Since his rehab, Robert donned the Racer costume multiple times, this time as a do-gooder. He was a member of the Outlaws, that included the also rehabs Prowler and Will O' The Wisp, the hitman with a strong sense of honor Puma, and the shifting Sandman (who was rehabed by then, but decided to be evil once again recently, in a Mackie/Byrne typical twist) all united under the leadership (and payroll) of Silver Sable, or working independently sometimes. Among his heroic deeds, we include when he (with the Outlaws) helped Spidey to clear his name after the Chameleon framed him, when he (also with the Outlaws) helped Spidey against the Avengers, and then helped them all against the evil that originally manipulated them against each other, and when he teamed-up with Spidey to take out Skinhead.
Having been missing from the books for several months (since the Great Game, I think), Robert makes a small appearance in Amazing Spider-Man (Vol. 2) #13, where someone steals his (once again improved) suit, and plans to use it for criminal purposes. Of course, since he was spawned by Mackie, it wasn't a big surprise that they simply never used the Rocket Racer II from that issue onwards. Typical, once again.
In Robert's most recent appearance, in Spider-Man: Tangled Web #5, we have what seems to be another Marvel screw up, as both him and the Gibbon are shown in jail, making fun of the Rhino.

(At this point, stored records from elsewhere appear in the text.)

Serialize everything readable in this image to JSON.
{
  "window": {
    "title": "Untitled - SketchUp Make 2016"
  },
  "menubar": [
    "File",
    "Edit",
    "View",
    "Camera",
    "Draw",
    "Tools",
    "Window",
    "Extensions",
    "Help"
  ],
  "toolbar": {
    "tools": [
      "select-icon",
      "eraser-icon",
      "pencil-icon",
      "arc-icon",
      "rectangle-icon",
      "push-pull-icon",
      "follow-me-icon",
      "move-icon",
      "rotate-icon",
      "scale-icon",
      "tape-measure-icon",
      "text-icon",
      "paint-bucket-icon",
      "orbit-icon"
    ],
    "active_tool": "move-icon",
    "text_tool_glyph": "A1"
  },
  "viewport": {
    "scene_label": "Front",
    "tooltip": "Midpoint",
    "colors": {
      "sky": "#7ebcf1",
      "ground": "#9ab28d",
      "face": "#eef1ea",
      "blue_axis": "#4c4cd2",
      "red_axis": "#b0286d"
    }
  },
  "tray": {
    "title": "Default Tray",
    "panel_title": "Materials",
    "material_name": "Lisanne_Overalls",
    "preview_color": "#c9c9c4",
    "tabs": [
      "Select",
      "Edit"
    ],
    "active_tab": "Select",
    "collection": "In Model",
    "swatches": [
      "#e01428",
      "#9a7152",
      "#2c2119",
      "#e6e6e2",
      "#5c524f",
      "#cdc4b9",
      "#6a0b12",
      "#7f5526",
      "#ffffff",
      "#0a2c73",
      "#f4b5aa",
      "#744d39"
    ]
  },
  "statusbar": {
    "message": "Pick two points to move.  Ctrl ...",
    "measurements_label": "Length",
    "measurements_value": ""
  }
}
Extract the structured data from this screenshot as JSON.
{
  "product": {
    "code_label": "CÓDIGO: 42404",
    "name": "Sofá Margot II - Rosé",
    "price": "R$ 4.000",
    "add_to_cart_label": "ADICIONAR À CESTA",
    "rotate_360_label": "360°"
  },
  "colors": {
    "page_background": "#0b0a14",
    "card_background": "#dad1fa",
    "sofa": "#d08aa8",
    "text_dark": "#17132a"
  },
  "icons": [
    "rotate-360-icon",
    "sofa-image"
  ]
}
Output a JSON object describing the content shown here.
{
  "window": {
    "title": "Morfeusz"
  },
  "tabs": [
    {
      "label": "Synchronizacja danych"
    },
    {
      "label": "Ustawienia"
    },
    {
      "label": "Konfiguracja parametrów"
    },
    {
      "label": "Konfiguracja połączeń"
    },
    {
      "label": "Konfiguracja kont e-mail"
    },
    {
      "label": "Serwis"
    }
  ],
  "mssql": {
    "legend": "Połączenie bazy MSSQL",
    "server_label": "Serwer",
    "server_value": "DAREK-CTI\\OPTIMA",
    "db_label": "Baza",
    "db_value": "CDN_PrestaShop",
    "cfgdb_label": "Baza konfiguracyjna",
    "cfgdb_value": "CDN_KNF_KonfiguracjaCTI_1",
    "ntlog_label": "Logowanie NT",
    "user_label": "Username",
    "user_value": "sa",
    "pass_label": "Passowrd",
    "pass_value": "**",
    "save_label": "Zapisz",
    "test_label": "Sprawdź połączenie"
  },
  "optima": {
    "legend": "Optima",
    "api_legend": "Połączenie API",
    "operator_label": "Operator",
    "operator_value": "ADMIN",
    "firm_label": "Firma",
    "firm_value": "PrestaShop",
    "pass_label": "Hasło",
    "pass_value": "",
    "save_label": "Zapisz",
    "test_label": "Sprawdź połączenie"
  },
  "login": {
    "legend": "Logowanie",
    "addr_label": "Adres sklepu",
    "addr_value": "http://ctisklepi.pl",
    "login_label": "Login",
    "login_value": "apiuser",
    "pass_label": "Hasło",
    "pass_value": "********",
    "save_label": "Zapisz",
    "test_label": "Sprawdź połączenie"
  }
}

The thing is, both Robert and the Gibbon are currently considered rehabilitated, and are heroes in their free time. Continuity goofed up once again. Well, nothing we're not used to already, right?
|Cover Date||Appearance Information|
|Sep 1977||App: Amazing Spider-Man (Vol. 1) #172|
|Brief appearance, easily defeated by Spider-Man|
|Jul 1978||App: Amazing Spider-Man (Vol. 1) #182|
|Aug 1978||App: Amazing Spider-Man (Vol. 1) #183|
|vs. The Big Wheel|
|Jul 1985||App: Spectacular Spider-Man (Vol. 1) #104|
|Origin, life saved by Spider-Man|
|May 1989||App: Web of Spider-Man #50|
|Nov 1989||App: Web of Spider-Man #56|
|Nov 1989||App: Web of Spider-Man #57|
|Year 1990||App: Spectacular Spider-Man (Vol. 1) Annual #10 (Story 3)|
|Oct 1990||App: Spectacular Spider-Man (Vol. 1) #169|
|Nov 1990||App: Spectacular Spider-Man (Vol. 1) #170|
|Oct 1990||App: Marvel Tales #242 (Story 1)|
|Year 1991||App: Web of Spider-Man Annual #7 (Story 1)|
|Year 1991||App: Amazing Spider-Man (Vol. 1) Annual #25 (Story 1)|
|Year 1991||App: Spectacular Spider-Man (Vol. 1) Annual #11 (Story 1)|
|Apr 1991||App: Excalibur #36|
|Aug 1991||App: Marvel Tales #252 (Story 1)|
|Mar 1992||App: Marvel Comics Presents #97|
|Dec 1996||App: Spider-Man Unlimited #14|
|Jun 1997||App: Sensational Spider-Man (Vol. 1) #17 (Story 1)|
|Jan 2000||App: Amazing Spider-Man (Vol. 2) #13|
|Oct 2001||App: Spider-Man Tangled Web #5|
The assistance of the Marvel Chronology Project is gratefully acknowledged.
Some of the above information is extracted from the various versions of the Official Handbook to the Marvel Universe and the more recent Marvel Encyclopaedias.